Unlike Browne, Martin doesn't judge the effects of the cannabis he's reviewing, because it's not quantitative.
"I talk about things that you can touch, taste, smell and see," he says, explaining his philosophy that olfactory information such as scent and taste plays a huge role in how people experience cannabis.
Martin focuses on flavour in particular, and usually tests cannabis with a vaporizer instead of smoking it.
"It's more clear, you can really get to know the orchestrations of taste, instead of the muted profile that comes through behind a combustion reaction," he says.
Like Browne, however, Martin taps into his understanding of cannabis genetics to explore the implications of a cultivar's origin. Reviewing cannabis without discussing its lineage is "like talking about the book, but leaving out the author," he says.
Martin is also the director of CannStandard, a cannabis data company that tracks and analyzes prices of legal Canadian weed. He uses that vast trove of data to make value for money a recurring theme in his reviews.
In Martin's opinion, Canada's legal weed market isn't quite ready for professional cannabis reviews on a national level since inventory and availability remain inconsistent across the country.
"People might be buying whatever they can get, still," he says.
Erstwhile weed critic Browne hasn't been to Canada since legalization, but says good cannabis reviews are "absolutely critical" in the Canadian context because legal Canadian cannabis is sold in sealed, opaque packages. (Marijuana dispensaries in Colorado generally let customers see and smell the bud they want before they buy it.)
For Browne, the best cannabis reviews adhere to the same journalistic standards as any other kind of product review.
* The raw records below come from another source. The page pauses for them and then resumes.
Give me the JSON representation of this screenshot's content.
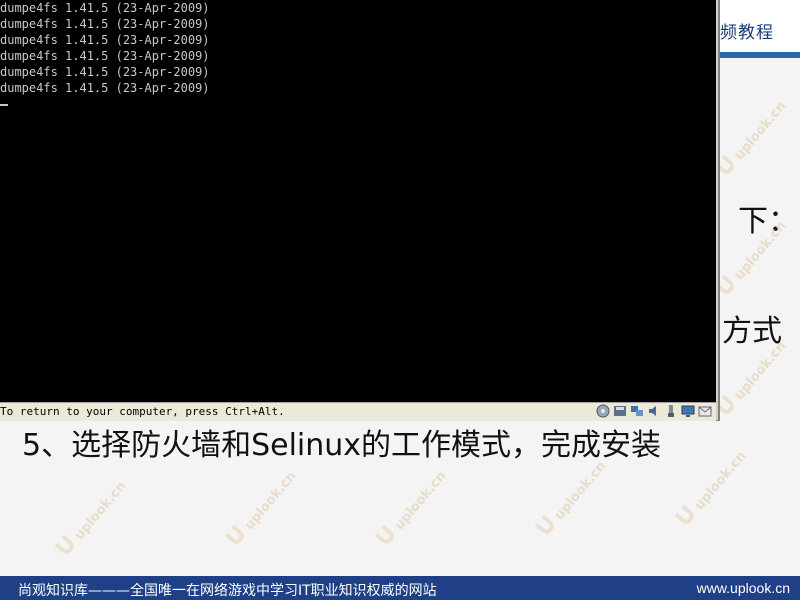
{
  "console": {
    "lines": [
      "dumpe4fs 1.41.5 (23-Apr-2009)",
      "dumpe4fs 1.41.5 (23-Apr-2009)",
      "dumpe4fs 1.41.5 (23-Apr-2009)",
      "dumpe4fs 1.41.5 (23-Apr-2009)",
      "dumpe4fs 1.41.5 (23-Apr-2009)",
      "dumpe4fs 1.41.5 (23-Apr-2009)"
    ],
    "cursor": "_"
  },
  "status_bar": {
    "message": "To return to your computer, press Ctrl+Alt.",
    "tray_icons": [
      "cd-drive-icon",
      "floppy-icon",
      "network-icon",
      "audio-icon",
      "usb-icon",
      "display-icon",
      "message-icon"
    ]
  },
  "slide": {
    "title_fragment": "频教程",
    "fragment_1": "下：",
    "fragment_2": "方式",
    "step": "5、选择防火墙和Selinux的工作模式，完成安装",
    "watermark_url": "uplook.cn",
    "watermark_text": "尚观知识库"
  },
  "footer": {
    "left": "尚观知识库———全国唯一在网络游戏中学习IT职业知识权威的网站",
    "right": "www.uplook.cn"
  },
  "colors": {
    "console_bg": "#000000",
    "console_text": "#c8c8c8",
    "footer_bg": "#1f3f86",
    "slide_accent": "#2a6aa8"
  }
}
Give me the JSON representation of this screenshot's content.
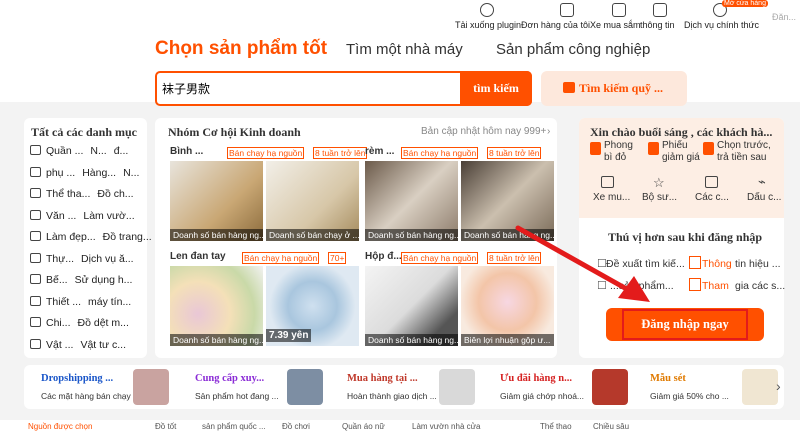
{
  "topnav": {
    "items": [
      "Tải xuống plugin",
      "Đơn hàng của tôi",
      "Xe mua sắm",
      "thông tin",
      "Dịch vụ chính thức"
    ],
    "badge": "Mở cửa hàng",
    "user": "Đăn..."
  },
  "tabs": [
    "Chọn sản phẩm tốt",
    "Tìm một nhà máy",
    "Sản phẩm công nghiệp"
  ],
  "search": {
    "value": "袜子男款",
    "button": "tìm kiếm",
    "image_search": "Tìm kiếm quỹ ..."
  },
  "categories": {
    "title": "Tất cả các danh mục",
    "items": [
      [
        "Quần ...",
        "N...",
        "đ..."
      ],
      [
        "phụ ...",
        "Hàng...",
        "N..."
      ],
      [
        "Thể tha...",
        "Đồ ch..."
      ],
      [
        "Văn ...",
        "Làm vườ..."
      ],
      [
        "Làm đẹp...",
        "Đồ trang..."
      ],
      [
        "Thự...",
        "Dịch vụ ă..."
      ],
      [
        "Bế...",
        "Sử dụng h..."
      ],
      [
        "Thiết ...",
        "máy tín..."
      ],
      [
        "Chi...",
        "Đồ dệt m..."
      ],
      [
        "Vật ...",
        "Vật tư c..."
      ]
    ]
  },
  "opportunity": {
    "title": "Nhóm Cơ hội Kinh doanh",
    "update": "Bản cập nhật hôm nay 999+",
    "products": [
      {
        "title": "Bình ...",
        "badge": "Bán chạy hạ nguồn",
        "badge2": "8 tuần trở lên",
        "caps": [
          "Doanh số bán hàng ng...",
          "Doanh số bán chạy ở ..."
        ]
      },
      {
        "title": "rèm ...",
        "badge": "Bán chạy hạ nguồn",
        "badge2": "8 tuần trở lên",
        "caps": [
          "Doanh số bán hàng ng...",
          "Doanh số bán hàng ng..."
        ]
      },
      {
        "title": "Len đan tay",
        "badge": "Bán chạy hạ nguồn",
        "badge2": "70+",
        "caps": [
          "Doanh số bán hàng ng...",
          "7.39 yên"
        ]
      },
      {
        "title": "Hộp đ...",
        "badge": "Bán chạy hạ nguồn",
        "badge2": "8 tuần trở lên",
        "caps": [
          "Doanh số bán hàng ng...",
          "Biên lợi nhuận gộp ư..."
        ]
      }
    ]
  },
  "user_panel": {
    "greeting": "Xin chào buổi sáng , các khách hà...",
    "perks": [
      "Phong bì đỏ",
      "Phiếu giảm giá",
      "Chọn trước, trả tiền sau"
    ],
    "icons": [
      "Xe mu...",
      "Bộ sư...",
      "Các c...",
      "Dấu c..."
    ],
    "subtitle": "Thú vị hơn sau khi đăng nhập",
    "lines": [
      [
        "Đề xuất tìm kiế...",
        "Thông",
        "tin hiệu ..."
      ],
      [
        "...sản phẩm...",
        "Tham",
        "gia các s..."
      ]
    ],
    "login": "Đăng nhập ngay"
  },
  "bottom": [
    {
      "title": "Dropshipping ...",
      "sub": "Các mặt hàng bán chạy ...",
      "color": "#1a56c9"
    },
    {
      "title": "Cung cấp xuy...",
      "sub": "Sản phẩm hot đang ...",
      "color": "#8a2bd6"
    },
    {
      "title": "Mua hàng tại ...",
      "sub": "Hoàn thành giao dịch ...",
      "color": "#c0392b"
    },
    {
      "title": "Ưu đãi hàng n...",
      "sub": "Giảm giá chớp nhoá...",
      "color": "#d62222"
    },
    {
      "title": "Mẫu sét",
      "sub": "Giảm giá 50% cho ...",
      "color": "#e07a00"
    }
  ],
  "footer": [
    "Nguồn được chọn",
    "Đồ tốt",
    "sản phẩm quốc ...",
    "Đồ chơi",
    "Quần áo nữ",
    "Làm vườn nhà cửa",
    "Thể thao",
    "Chiều sâu"
  ],
  "colors": {
    "accent": "#ff5000",
    "highlight": "#e31b1b"
  }
}
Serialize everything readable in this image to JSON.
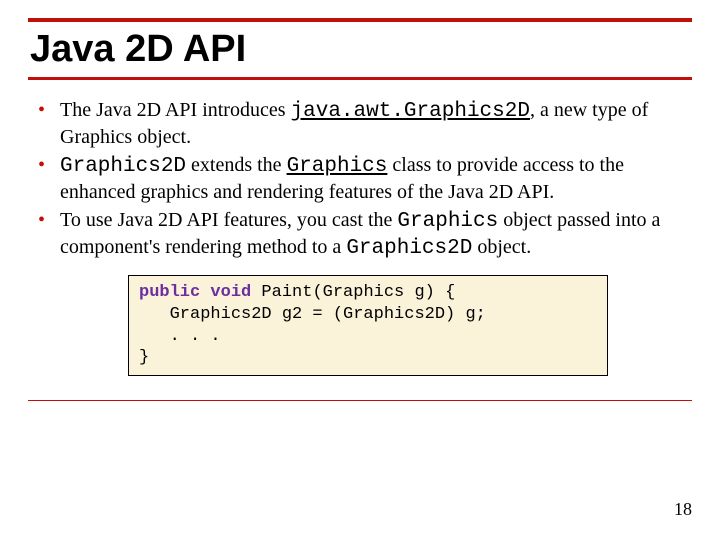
{
  "title": "Java 2D API",
  "bullets": {
    "b1": {
      "t1": "The Java 2D API introduces ",
      "link": "java.awt.Graphics2D",
      "t2": ", a new type of Graphics object."
    },
    "b2": {
      "code1": "Graphics2D",
      "t1": " extends the ",
      "link": "Graphics",
      "t2": " class to provide access to the enhanced graphics and rendering features of the Java 2D API."
    },
    "b3": {
      "t1": "To use Java 2D API features, you cast the ",
      "code1": "Graphics",
      "t2": " object passed into a component's rendering method to a ",
      "code2": "Graphics2D",
      "t3": " object."
    }
  },
  "code": {
    "kw_public": "public",
    "kw_void": "void",
    "sig_rest": " Paint(Graphics g) {",
    "line2": "   Graphics2D g2 = (Graphics2D) g;",
    "line3": "   . . .",
    "line4": "}"
  },
  "page_number": "18"
}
When he was reviewing weed, he never accepted free or discounted products, didn't review anything from people with whom he had a personal relationship, and disclosed any potential conflicts of interest to his readers, he says.
"You can have all the YouTube reviewers or podcasters talking about what kind of cannabis they recommend, but they're under no obligations or ethics rules that guide how they approach this," he says.
Browne's well aware that being a professional weed reviewer sounds like a dream job, and he still gets inquiries from people seeking career advice, but after years of rendering judgment on bud, Browne's not looking back.
"I know the other former weed reviewer in town, and neither of us smoke that much anymore," he says.
"At the end of the day, it's a fun job, but it's still a job. And ninety per cent of the people that I talk to that want to be a cannabis reviewer have no interest in writing. What do you think this is?"
Updated on Thursday, January 10, 2019 at 4:21 PM CST: Corrects erroneous word "qualitative" to "quantitative".